----- Material provided

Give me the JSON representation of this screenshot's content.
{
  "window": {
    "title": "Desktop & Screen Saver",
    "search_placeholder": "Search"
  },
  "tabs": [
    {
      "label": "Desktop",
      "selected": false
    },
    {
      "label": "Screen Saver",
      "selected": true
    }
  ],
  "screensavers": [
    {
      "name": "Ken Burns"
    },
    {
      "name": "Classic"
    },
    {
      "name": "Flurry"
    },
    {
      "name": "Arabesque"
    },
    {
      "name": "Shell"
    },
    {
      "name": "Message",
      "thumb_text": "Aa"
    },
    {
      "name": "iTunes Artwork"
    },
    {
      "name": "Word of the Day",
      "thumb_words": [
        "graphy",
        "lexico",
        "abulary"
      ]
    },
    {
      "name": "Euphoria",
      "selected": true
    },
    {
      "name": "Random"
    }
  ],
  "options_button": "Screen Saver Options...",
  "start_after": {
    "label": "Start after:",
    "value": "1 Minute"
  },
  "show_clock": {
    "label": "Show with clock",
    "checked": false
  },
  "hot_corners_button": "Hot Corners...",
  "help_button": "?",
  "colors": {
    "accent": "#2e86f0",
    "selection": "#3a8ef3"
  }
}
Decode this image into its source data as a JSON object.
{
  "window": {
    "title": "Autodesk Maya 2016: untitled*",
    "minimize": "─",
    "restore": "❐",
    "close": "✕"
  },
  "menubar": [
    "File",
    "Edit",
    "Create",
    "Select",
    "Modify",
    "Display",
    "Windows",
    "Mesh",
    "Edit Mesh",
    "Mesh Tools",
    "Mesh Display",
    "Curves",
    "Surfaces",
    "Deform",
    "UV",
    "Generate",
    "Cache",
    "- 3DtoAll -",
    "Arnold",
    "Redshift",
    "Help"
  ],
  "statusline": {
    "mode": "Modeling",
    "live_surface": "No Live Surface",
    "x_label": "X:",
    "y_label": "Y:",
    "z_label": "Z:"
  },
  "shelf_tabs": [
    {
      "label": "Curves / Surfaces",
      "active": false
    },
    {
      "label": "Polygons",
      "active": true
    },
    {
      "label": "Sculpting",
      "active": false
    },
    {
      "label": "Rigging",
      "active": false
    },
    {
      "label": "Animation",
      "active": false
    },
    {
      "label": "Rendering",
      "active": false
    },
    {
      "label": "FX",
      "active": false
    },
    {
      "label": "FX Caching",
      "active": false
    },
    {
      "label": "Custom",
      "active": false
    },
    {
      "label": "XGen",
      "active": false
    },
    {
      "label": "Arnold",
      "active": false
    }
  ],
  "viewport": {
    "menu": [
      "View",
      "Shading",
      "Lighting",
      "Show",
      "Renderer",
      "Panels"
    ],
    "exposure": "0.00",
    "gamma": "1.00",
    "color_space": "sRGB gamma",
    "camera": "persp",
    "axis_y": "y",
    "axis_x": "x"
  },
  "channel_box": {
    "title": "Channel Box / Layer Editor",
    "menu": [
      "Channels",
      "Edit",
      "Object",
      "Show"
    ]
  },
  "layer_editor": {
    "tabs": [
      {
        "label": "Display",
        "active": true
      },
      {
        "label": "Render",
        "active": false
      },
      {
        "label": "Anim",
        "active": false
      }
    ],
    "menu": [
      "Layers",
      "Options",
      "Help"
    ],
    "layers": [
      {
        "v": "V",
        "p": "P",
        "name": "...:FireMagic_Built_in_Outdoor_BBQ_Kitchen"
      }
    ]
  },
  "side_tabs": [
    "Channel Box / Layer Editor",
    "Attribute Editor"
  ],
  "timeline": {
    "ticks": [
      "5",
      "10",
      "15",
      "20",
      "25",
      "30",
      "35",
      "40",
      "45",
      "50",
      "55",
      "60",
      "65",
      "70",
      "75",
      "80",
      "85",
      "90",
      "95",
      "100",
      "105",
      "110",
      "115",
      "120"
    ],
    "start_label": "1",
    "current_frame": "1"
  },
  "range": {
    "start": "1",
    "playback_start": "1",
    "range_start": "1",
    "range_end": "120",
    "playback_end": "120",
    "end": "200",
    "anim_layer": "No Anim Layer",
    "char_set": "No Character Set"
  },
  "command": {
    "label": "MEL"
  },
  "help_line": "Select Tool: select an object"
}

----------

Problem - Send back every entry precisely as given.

Reply to the exercise -
Give me the JSON representation of this screenshot's content.
{
  "window": {
    "title": "Desktop & Screen Saver",
    "search_placeholder": "Search"
  },
  "tabs": [
    {
      "label": "Desktop",
      "selected": false
    },
    {
      "label": "Screen Saver",
      "selected": true
    }
  ],
  "screensavers": [
    {
      "name": "Ken Burns"
    },
    {
      "name": "Classic"
    },
    {
      "name": "Flurry"
    },
    {
      "name": "Arabesque"
    },
    {
      "name": "Shell"
    },
    {
      "name": "Message",
      "thumb_text": "Aa"
    },
    {
      "name": "iTunes Artwork"
    },
    {
      "name": "Word of the Day",
      "thumb_words": [
        "graphy",
        "lexico",
        "abulary"
      ]
    },
    {
      "name": "Euphoria",
      "selected": true
    },
    {
      "name": "Random"
    }
  ],
  "options_button": "Screen Saver Options...",
  "start_after": {
    "label": "Start after:",
    "value": "1 Minute"
  },
  "show_clock": {
    "label": "Show with clock",
    "checked": false
  },
  "hot_corners_button": "Hot Corners...",
  "help_button": "?",
  "colors": {
    "accent": "#2e86f0",
    "selection": "#3a8ef3"
  }
}
Decode this image into its source data as a JSON object.
{
  "window": {
    "title": "Autodesk Maya 2016: untitled*",
    "minimize": "─",
    "restore": "❐",
    "close": "✕"
  },
  "menubar": [
    "File",
    "Edit",
    "Create",
    "Select",
    "Modify",
    "Display",
    "Windows",
    "Mesh",
    "Edit Mesh",
    "Mesh Tools",
    "Mesh Display",
    "Curves",
    "Surfaces",
    "Deform",
    "UV",
    "Generate",
    "Cache",
    "- 3DtoAll -",
    "Arnold",
    "Redshift",
    "Help"
  ],
  "statusline": {
    "mode": "Modeling",
    "live_surface": "No Live Surface",
    "x_label": "X:",
    "y_label": "Y:",
    "z_label": "Z:"
  },
  "shelf_tabs": [
    {
      "label": "Curves / Surfaces",
      "active": false
    },
    {
      "label": "Polygons",
      "active": true
    },
    {
      "label": "Sculpting",
      "active": false
    },
    {
      "label": "Rigging",
      "active": false
    },
    {
      "label": "Animation",
      "active": false
    },
    {
      "label": "Rendering",
      "active": false
    },
    {
      "label": "FX",
      "active": false
    },
    {
      "label": "FX Caching",
      "active": false
    },
    {
      "label": "Custom",
      "active": false
    },
    {
      "label": "XGen",
      "active": false
    },
    {
      "label": "Arnold",
      "active": false
    }
  ],
  "viewport": {
    "menu": [
      "View",
      "Shading",
      "Lighting",
      "Show",
      "Renderer",
      "Panels"
    ],
    "exposure": "0.00",
    "gamma": "1.00",
    "color_space": "sRGB gamma",
    "camera": "persp",
    "axis_y": "y",
    "axis_x": "x"
  },
  "channel_box": {
    "title": "Channel Box / Layer Editor",
    "menu": [
      "Channels",
      "Edit",
      "Object",
      "Show"
    ]
  },
  "layer_editor": {
    "tabs": [
      {
        "label": "Display",
        "active": true
      },
      {
        "label": "Render",
        "active": false
      },
      {
        "label": "Anim",
        "active": false
      }
    ],
    "menu": [
      "Layers",
      "Options",
      "Help"
    ],
    "layers": [
      {
        "v": "V",
        "p": "P",
        "name": "...:FireMagic_Built_in_Outdoor_BBQ_Kitchen"
      }
    ]
  },
  "side_tabs": [
    "Channel Box / Layer Editor",
    "Attribute Editor"
  ],
  "timeline": {
    "ticks": [
      "5",
      "10",
      "15",
      "20",
      "25",
      "30",
      "35",
      "40",
      "45",
      "50",
      "55",
      "60",
      "65",
      "70",
      "75",
      "80",
      "85",
      "90",
      "95",
      "100",
      "105",
      "110",
      "115",
      "120"
    ],
    "start_label": "1",
    "current_frame": "1"
  },
  "range": {
    "start": "1",
    "playback_start": "1",
    "range_start": "1",
    "range_end": "120",
    "playback_end": "120",
    "end": "200",
    "anim_layer": "No Anim Layer",
    "char_set": "No Character Set"
  },
  "command": {
    "label": "MEL"
  },
  "help_line": "Select Tool: select an object"
}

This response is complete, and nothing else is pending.